---------- Data listing

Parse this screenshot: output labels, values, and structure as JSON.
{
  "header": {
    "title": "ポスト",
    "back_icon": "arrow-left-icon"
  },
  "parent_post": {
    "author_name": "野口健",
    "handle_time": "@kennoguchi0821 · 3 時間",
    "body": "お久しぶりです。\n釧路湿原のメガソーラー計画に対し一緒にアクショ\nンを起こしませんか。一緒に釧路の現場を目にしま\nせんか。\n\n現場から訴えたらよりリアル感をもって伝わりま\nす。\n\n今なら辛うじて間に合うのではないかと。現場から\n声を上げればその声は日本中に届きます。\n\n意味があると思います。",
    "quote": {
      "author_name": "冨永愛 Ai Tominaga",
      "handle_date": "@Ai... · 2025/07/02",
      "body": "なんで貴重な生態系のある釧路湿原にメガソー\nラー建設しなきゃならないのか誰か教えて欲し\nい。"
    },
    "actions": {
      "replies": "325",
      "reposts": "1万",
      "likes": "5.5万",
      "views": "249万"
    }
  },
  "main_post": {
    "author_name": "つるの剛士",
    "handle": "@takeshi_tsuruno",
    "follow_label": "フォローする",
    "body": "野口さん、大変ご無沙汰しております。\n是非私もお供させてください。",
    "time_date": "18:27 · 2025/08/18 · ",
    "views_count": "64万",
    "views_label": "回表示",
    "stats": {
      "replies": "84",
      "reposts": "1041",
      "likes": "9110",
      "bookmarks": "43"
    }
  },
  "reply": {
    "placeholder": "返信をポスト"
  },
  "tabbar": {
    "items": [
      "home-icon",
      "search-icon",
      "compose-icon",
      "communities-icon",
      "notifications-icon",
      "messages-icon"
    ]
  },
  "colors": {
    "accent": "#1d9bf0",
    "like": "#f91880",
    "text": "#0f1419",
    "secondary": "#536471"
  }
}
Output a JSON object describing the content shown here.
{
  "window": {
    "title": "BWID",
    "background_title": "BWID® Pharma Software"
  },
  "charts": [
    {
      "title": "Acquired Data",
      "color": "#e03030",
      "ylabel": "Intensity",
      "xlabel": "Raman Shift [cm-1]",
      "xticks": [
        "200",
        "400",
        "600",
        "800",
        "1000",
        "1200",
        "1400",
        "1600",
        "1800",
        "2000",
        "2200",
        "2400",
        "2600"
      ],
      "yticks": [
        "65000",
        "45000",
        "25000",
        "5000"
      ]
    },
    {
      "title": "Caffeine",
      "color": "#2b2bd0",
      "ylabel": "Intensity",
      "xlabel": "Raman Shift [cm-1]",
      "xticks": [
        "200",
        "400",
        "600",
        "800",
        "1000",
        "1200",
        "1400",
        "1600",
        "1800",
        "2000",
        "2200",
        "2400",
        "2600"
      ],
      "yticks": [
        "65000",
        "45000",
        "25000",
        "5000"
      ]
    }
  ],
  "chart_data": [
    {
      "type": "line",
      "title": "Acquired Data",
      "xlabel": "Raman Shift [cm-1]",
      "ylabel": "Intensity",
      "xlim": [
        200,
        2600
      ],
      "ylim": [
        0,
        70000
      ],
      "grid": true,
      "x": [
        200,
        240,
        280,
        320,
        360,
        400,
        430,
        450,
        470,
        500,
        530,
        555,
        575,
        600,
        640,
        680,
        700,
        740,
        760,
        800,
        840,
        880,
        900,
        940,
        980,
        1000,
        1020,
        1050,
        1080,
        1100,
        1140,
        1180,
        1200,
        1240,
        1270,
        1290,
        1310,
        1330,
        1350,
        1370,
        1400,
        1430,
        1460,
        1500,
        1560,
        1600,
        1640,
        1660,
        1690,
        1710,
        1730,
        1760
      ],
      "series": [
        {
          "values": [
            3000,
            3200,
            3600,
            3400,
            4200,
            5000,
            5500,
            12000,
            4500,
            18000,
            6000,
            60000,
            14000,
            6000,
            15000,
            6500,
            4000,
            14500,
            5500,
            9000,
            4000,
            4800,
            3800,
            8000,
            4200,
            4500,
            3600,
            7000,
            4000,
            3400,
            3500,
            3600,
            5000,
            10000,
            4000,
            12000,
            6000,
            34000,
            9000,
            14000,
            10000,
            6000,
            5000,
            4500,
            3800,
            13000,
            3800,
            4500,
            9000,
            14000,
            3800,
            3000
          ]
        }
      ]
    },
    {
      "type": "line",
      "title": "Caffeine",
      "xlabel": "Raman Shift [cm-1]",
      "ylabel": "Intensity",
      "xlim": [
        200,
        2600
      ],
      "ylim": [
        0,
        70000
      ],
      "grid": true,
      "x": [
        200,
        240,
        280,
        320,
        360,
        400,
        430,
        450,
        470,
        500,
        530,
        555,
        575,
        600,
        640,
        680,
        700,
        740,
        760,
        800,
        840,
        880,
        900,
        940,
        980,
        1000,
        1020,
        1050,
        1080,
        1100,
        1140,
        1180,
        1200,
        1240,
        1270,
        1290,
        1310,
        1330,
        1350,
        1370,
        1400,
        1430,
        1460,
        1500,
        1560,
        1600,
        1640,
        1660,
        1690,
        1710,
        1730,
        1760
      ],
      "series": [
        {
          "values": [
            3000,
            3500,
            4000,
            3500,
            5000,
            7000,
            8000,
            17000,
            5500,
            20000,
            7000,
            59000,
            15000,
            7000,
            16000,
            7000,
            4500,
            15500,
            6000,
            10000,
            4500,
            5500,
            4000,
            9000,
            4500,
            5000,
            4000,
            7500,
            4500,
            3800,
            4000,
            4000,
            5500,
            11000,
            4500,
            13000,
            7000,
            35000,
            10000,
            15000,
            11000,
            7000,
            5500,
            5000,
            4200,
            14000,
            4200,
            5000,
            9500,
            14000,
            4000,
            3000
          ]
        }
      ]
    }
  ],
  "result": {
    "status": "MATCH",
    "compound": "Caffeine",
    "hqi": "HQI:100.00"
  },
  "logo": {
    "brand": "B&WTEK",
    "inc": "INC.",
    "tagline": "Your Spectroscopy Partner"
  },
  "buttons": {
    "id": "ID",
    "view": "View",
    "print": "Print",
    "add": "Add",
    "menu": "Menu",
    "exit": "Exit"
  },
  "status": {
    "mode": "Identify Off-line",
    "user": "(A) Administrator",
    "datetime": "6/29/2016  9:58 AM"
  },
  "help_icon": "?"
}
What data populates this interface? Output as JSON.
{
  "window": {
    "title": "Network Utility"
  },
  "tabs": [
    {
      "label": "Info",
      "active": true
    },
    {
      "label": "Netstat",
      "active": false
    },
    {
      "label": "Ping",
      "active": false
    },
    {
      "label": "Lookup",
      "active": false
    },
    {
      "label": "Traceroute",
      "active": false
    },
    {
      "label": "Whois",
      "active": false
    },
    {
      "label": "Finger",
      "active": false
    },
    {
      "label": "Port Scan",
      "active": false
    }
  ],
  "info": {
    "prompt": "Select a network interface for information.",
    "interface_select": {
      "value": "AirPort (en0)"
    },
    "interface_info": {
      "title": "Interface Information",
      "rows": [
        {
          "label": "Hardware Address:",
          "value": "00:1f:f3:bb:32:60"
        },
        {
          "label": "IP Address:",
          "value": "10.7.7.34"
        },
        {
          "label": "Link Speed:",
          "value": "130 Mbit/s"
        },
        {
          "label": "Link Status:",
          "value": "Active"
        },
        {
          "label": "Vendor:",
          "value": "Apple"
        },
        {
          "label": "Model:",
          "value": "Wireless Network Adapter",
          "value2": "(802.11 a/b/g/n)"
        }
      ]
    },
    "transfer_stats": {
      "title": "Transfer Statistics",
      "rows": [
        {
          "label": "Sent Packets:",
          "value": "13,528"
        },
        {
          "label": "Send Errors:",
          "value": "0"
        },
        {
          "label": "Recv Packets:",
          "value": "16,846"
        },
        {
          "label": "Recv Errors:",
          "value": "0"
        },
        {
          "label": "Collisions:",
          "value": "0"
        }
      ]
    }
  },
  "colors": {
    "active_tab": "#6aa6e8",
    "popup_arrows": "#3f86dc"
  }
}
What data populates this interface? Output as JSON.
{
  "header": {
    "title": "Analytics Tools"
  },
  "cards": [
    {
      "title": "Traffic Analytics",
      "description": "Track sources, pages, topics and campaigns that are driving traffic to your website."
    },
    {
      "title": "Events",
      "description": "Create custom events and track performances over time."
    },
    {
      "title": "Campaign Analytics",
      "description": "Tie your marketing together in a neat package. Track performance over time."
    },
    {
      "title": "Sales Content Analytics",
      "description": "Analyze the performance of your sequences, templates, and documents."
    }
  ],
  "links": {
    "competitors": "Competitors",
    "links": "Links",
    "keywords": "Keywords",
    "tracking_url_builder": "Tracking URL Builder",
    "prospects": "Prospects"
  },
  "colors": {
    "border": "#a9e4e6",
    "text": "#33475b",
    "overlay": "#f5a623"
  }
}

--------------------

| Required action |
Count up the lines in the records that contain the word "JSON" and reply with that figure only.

| Answer to the problem |
4